Auguste Comte: The Father Of Sociology, By Auguste Comte

733 Words2 Pages

Auguste Comte was born in the late eighteenth century. His family was devout Catholic’s, and enforced their religion onto him as a young child. Comte is viewed as a Positivistic- Organic theorist, and is known as the ‘Father of Sociology’. When Comte became older he began to turn his back on Catholicism. He was heavily influenced by Henri Saint- Simon, and Adam Smith. After working with Saint- Simon they had a falling out. Comte was married for a short time and referred to his marriage as a “domestic anchorage” (Coser, 17). Comte believes that in order for a society to function it needs social statics, and social dynamics. Lewis Coser points out in Masters of Sociological Thought that Comte believed,” The family, the estates, the guild, the local community all has their proper sphere of authority.” He believed that the only way society could function is if all of these institutions were working together. (Coser, 17-25). He believed that family was the strongest unit that society could have. If a society has a strong family structure then society will be able to function to its fullest extent. …show more content…

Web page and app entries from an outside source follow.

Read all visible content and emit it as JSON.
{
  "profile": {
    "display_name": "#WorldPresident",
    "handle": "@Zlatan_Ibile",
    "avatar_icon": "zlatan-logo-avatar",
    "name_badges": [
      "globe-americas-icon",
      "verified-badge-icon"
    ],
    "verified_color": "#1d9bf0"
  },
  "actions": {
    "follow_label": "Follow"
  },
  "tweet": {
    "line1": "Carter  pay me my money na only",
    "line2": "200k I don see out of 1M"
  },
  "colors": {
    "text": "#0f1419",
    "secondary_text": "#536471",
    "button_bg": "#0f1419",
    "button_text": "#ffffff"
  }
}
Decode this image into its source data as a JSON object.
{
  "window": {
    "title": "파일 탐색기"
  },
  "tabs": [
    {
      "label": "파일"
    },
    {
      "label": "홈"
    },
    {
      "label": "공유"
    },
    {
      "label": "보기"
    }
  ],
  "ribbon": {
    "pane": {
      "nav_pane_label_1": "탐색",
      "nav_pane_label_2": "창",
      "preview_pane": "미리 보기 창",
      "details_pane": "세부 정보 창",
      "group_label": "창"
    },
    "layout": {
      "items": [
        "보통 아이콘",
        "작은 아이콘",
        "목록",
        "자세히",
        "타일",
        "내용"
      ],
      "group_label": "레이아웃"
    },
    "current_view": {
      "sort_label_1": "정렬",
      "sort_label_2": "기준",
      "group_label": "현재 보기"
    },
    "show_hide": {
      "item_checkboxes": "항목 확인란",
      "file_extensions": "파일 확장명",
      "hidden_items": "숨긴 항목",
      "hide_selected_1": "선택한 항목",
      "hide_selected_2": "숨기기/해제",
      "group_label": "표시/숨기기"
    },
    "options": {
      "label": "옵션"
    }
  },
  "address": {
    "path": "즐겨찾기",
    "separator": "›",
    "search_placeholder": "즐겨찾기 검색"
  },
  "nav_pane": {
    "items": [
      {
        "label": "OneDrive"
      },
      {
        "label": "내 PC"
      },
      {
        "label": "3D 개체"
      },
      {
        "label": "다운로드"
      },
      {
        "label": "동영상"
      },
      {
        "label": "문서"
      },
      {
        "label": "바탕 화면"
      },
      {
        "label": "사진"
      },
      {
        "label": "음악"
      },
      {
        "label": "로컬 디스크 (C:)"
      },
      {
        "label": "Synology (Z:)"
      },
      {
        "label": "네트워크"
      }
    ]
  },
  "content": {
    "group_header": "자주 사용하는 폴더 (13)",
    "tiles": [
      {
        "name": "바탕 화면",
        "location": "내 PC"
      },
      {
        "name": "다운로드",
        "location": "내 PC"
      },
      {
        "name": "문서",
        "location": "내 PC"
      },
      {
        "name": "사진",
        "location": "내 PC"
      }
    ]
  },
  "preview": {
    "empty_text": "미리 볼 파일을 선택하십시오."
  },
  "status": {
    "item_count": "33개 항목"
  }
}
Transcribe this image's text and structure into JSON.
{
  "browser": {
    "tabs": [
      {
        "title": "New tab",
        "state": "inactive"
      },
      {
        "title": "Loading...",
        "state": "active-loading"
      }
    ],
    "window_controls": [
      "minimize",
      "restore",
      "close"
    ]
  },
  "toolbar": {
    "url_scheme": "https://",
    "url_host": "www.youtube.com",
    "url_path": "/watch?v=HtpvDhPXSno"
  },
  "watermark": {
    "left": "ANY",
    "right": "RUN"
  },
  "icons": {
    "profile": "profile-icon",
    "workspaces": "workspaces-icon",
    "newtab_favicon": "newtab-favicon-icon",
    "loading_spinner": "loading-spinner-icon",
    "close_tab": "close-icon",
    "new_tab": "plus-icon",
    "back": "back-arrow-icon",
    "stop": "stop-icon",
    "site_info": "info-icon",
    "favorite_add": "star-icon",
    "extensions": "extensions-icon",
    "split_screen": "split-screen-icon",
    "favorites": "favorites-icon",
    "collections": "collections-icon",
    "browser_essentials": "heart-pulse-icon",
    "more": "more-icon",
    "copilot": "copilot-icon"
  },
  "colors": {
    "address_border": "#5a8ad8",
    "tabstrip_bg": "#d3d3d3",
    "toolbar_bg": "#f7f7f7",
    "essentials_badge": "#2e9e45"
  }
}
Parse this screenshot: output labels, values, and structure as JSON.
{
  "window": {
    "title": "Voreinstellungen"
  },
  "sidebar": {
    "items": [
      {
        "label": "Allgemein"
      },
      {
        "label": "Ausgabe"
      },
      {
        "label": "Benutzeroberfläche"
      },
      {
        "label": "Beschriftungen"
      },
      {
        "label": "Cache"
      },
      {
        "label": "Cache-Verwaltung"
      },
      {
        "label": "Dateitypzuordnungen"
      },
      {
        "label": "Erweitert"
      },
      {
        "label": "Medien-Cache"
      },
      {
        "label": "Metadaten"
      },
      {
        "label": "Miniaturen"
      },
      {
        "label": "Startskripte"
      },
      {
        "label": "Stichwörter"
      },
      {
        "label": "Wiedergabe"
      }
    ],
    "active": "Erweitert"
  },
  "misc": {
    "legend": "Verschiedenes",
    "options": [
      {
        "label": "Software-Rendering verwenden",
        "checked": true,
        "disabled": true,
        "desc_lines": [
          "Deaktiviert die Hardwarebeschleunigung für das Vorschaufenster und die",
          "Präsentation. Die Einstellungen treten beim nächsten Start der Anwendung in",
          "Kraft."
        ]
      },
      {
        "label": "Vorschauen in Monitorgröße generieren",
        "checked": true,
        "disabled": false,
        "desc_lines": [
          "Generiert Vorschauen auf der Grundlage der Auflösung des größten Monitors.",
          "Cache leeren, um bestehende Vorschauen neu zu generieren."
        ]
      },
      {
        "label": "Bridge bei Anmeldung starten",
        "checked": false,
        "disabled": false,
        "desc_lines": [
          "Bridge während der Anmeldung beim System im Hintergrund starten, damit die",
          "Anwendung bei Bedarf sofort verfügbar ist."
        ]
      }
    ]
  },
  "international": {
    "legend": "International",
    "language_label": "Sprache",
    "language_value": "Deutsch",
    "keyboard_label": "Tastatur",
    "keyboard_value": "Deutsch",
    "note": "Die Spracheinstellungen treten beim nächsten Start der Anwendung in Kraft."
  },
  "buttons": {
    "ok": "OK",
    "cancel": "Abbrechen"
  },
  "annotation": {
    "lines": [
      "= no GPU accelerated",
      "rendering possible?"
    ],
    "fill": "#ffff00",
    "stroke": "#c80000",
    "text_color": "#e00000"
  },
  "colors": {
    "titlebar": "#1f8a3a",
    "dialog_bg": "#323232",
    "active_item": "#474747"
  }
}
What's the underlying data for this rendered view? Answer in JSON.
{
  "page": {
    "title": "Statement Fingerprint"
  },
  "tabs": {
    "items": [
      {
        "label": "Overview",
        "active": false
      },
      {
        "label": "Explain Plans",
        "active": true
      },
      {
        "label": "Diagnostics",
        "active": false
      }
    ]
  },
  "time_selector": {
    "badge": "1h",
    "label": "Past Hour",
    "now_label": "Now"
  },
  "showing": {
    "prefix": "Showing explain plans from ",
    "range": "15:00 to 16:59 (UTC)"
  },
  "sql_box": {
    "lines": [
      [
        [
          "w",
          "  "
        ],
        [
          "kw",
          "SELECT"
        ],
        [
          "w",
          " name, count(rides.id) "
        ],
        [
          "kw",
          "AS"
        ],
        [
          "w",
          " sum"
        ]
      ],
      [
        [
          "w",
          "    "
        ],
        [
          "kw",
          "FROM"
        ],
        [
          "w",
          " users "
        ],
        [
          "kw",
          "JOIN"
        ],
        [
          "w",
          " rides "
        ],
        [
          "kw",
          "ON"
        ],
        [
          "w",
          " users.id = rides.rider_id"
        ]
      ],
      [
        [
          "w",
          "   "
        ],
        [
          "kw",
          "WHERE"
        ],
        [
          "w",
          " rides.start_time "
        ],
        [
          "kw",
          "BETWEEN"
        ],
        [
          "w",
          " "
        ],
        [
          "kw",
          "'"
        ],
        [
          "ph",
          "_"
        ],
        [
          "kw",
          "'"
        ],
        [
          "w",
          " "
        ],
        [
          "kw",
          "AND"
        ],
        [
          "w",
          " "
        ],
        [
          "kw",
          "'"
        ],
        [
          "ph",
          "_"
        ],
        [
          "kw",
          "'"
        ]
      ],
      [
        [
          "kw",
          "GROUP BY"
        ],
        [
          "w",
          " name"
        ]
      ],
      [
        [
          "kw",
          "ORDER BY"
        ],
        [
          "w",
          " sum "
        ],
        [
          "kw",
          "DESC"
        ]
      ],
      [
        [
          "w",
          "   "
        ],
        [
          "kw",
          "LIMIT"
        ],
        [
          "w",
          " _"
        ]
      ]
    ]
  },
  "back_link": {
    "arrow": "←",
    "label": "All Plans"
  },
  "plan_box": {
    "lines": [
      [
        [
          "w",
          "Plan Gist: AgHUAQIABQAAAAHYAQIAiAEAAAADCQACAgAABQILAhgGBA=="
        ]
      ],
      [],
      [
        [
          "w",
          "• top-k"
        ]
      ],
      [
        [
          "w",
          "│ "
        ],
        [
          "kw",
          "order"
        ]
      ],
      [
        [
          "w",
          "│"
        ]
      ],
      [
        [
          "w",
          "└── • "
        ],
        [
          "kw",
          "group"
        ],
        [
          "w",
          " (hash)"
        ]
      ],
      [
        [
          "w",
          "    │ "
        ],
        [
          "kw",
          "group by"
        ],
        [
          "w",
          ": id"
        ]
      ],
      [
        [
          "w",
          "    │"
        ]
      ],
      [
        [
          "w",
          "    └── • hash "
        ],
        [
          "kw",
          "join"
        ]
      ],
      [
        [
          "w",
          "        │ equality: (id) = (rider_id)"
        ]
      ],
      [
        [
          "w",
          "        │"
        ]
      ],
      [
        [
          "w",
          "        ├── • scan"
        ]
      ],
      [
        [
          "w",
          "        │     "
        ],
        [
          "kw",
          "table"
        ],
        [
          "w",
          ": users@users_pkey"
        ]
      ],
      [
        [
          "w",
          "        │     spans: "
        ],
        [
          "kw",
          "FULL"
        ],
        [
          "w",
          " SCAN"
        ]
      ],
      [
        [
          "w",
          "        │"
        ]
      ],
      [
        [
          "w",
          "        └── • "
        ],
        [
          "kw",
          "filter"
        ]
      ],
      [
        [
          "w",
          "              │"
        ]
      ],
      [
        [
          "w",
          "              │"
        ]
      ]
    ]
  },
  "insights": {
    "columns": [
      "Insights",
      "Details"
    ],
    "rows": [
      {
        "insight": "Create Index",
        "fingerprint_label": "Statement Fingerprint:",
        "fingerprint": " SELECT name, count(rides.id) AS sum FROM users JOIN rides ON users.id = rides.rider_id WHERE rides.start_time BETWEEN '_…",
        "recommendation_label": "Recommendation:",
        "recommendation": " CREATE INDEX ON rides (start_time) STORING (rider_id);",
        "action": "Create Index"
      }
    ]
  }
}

Without the family he believed there would be no stability or order. He believed that without the family society would not even be able to function. He was concerned with the family because he believed that every institution had evolved from that unit. Comte even mentions that,” families become tribes, and tribes become nations, so that the whole human race might be conceived of as the gradual development of a single family.” (Auguste Comte, 221-276). Comte believed that every institution in a society stems from one institution, the

Open Document